Output the data in full and exactly as presented.

===== Data supplied =====

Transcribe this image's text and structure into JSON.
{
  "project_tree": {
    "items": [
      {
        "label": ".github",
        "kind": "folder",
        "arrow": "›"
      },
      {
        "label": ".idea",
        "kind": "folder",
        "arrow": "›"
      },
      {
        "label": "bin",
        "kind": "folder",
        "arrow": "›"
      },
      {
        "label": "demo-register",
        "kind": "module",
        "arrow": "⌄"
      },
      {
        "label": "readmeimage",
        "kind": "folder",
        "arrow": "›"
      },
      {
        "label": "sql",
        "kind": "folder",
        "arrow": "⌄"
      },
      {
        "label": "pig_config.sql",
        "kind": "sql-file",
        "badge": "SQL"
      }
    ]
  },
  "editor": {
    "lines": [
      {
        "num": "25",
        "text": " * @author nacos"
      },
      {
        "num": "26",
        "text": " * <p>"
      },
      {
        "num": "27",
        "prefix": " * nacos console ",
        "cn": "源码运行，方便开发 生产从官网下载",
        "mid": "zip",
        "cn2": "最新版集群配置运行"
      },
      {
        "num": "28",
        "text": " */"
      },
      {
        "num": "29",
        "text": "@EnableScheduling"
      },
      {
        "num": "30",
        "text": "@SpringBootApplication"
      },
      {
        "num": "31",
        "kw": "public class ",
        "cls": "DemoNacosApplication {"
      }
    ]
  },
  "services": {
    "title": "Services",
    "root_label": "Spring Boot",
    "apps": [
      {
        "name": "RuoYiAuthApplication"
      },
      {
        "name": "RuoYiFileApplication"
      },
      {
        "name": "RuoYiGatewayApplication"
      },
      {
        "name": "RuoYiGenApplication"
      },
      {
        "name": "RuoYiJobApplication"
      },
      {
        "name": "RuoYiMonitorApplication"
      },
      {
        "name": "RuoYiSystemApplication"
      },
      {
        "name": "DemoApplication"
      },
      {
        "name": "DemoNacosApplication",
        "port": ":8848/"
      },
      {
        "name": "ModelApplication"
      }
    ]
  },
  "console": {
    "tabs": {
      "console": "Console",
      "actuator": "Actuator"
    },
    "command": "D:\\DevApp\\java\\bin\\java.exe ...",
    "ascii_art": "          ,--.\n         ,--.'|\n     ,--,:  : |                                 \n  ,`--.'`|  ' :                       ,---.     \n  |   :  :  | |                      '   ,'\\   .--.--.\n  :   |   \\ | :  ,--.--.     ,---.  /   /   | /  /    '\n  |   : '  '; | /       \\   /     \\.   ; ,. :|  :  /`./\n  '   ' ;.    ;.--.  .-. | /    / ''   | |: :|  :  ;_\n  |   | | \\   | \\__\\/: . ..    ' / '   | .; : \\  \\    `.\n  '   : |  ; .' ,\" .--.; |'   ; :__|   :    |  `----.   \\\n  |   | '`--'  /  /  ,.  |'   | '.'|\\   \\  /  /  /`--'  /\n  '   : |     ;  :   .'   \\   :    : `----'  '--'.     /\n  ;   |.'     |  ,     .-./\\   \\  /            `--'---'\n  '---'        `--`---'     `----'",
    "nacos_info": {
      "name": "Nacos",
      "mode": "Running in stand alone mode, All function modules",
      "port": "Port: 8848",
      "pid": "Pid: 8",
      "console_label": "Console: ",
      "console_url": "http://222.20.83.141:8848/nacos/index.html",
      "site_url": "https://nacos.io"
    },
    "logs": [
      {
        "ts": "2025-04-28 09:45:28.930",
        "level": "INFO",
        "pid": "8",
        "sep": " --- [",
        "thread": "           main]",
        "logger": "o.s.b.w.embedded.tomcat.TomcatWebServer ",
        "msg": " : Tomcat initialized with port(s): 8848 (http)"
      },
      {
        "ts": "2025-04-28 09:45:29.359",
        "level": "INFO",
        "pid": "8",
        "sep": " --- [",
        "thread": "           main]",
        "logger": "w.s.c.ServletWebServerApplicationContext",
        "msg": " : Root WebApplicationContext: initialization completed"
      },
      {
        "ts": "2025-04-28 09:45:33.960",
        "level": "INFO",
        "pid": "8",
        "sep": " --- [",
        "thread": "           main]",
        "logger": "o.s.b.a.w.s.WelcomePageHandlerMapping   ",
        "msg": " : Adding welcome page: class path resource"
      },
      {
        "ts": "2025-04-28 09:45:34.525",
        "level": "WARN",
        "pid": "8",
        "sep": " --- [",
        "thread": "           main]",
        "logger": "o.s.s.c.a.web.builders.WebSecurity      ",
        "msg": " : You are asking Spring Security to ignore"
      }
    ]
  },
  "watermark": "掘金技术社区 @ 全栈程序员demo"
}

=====

Exercise result |
Transcribe this image's text and structure into JSON.
{
  "project_tree": {
    "items": [
      {
        "label": ".github",
        "kind": "folder",
        "arrow": "›"
      },
      {
        "label": ".idea",
        "kind": "folder",
        "arrow": "›"
      },
      {
        "label": "bin",
        "kind": "folder",
        "arrow": "›"
      },
      {
        "label": "demo-register",
        "kind": "module",
        "arrow": "⌄"
      },
      {
        "label": "readmeimage",
        "kind": "folder",
        "arrow": "›"
      },
      {
        "label": "sql",
        "kind": "folder",
        "arrow": "⌄"
      },
      {
        "label": "pig_config.sql",
        "kind": "sql-file",
        "badge": "SQL"
      }
    ]
  },
  "editor": {
    "lines": [
      {
        "num": "25",
        "text": " * @author nacos"
      },
      {
        "num": "26",
        "text": " * <p>"
      },
      {
        "num": "27",
        "prefix": " * nacos console ",
        "cn": "源码运行，方便开发 生产从官网下载",
        "mid": "zip",
        "cn2": "最新版集群配置运行"
      },
      {
        "num": "28",
        "text": " */"
      },
      {
        "num": "29",
        "text": "@EnableScheduling"
      },
      {
        "num": "30",
        "text": "@SpringBootApplication"
      },
      {
        "num": "31",
        "kw": "public class ",
        "cls": "DemoNacosApplication {"
      }
    ]
  },
  "services": {
    "title": "Services",
    "root_label": "Spring Boot",
    "apps": [
      {
        "name": "RuoYiAuthApplication"
      },
      {
        "name": "RuoYiFileApplication"
      },
      {
        "name": "RuoYiGatewayApplication"
      },
      {
        "name": "RuoYiGenApplication"
      },
      {
        "name": "RuoYiJobApplication"
      },
      {
        "name": "RuoYiMonitorApplication"
      },
      {
        "name": "RuoYiSystemApplication"
      },
      {
        "name": "DemoApplication"
      },
      {
        "name": "DemoNacosApplication",
        "port": ":8848/"
      },
      {
        "name": "ModelApplication"
      }
    ]
  },
  "console": {
    "tabs": {
      "console": "Console",
      "actuator": "Actuator"
    },
    "command": "D:\\DevApp\\java\\bin\\java.exe ...",
    "ascii_art": "          ,--.\n         ,--.'|\n     ,--,:  : |                                 \n  ,`--.'`|  ' :                       ,---.     \n  |   :  :  | |                      '   ,'\\   .--.--.\n  :   |   \\ | :  ,--.--.     ,---.  /   /   | /  /    '\n  |   : '  '; | /       \\   /     \\.   ; ,. :|  :  /`./\n  '   ' ;.    ;.--.  .-. | /    / ''   | |: :|  :  ;_\n  |   | | \\   | \\__\\/: . ..    ' / '   | .; : \\  \\    `.\n  '   : |  ; .' ,\" .--.; |'   ; :__|   :    |  `----.   \\\n  |   | '`--'  /  /  ,.  |'   | '.'|\\   \\  /  /  /`--'  /\n  '   : |     ;  :   .'   \\   :    : `----'  '--'.     /\n  ;   |.'     |  ,     .-./\\   \\  /            `--'---'\n  '---'        `--`---'     `----'",
    "nacos_info": {
      "name": "Nacos",
      "mode": "Running in stand alone mode, All function modules",
      "port": "Port: 8848",
      "pid": "Pid: 8",
      "console_label": "Console: ",
      "console_url": "http://222.20.83.141:8848/nacos/index.html",
      "site_url": "https://nacos.io"
    },
    "logs": [
      {
        "ts": "2025-04-28 09:45:28.930",
        "level": "INFO",
        "pid": "8",
        "sep": " --- [",
        "thread": "           main]",
        "logger": "o.s.b.w.embedded.tomcat.TomcatWebServer ",
        "msg": " : Tomcat initialized with port(s): 8848 (http)"
      },
      {
        "ts": "2025-04-28 09:45:29.359",
        "level": "INFO",
        "pid": "8",
        "sep": " --- [",
        "thread": "           main]",
        "logger": "w.s.c.ServletWebServerApplicationContext",
        "msg": " : Root WebApplicationContext: initialization completed"
      },
      {
        "ts": "2025-04-28 09:45:33.960",
        "level": "INFO",
        "pid": "8",
        "sep": " --- [",
        "thread": "           main]",
        "logger": "o.s.b.a.w.s.WelcomePageHandlerMapping   ",
        "msg": " : Adding welcome page: class path resource"
      },
      {
        "ts": "2025-04-28 09:45:34.525",
        "level": "WARN",
        "pid": "8",
        "sep": " --- [",
        "thread": "           main]",
        "logger": "o.s.s.c.a.web.builders.WebSecurity      ",
        "msg": " : You are asking Spring Security to ignore"
      }
    ]
  },
  "watermark": "掘金技术社区 @ 全栈程序员demo"
}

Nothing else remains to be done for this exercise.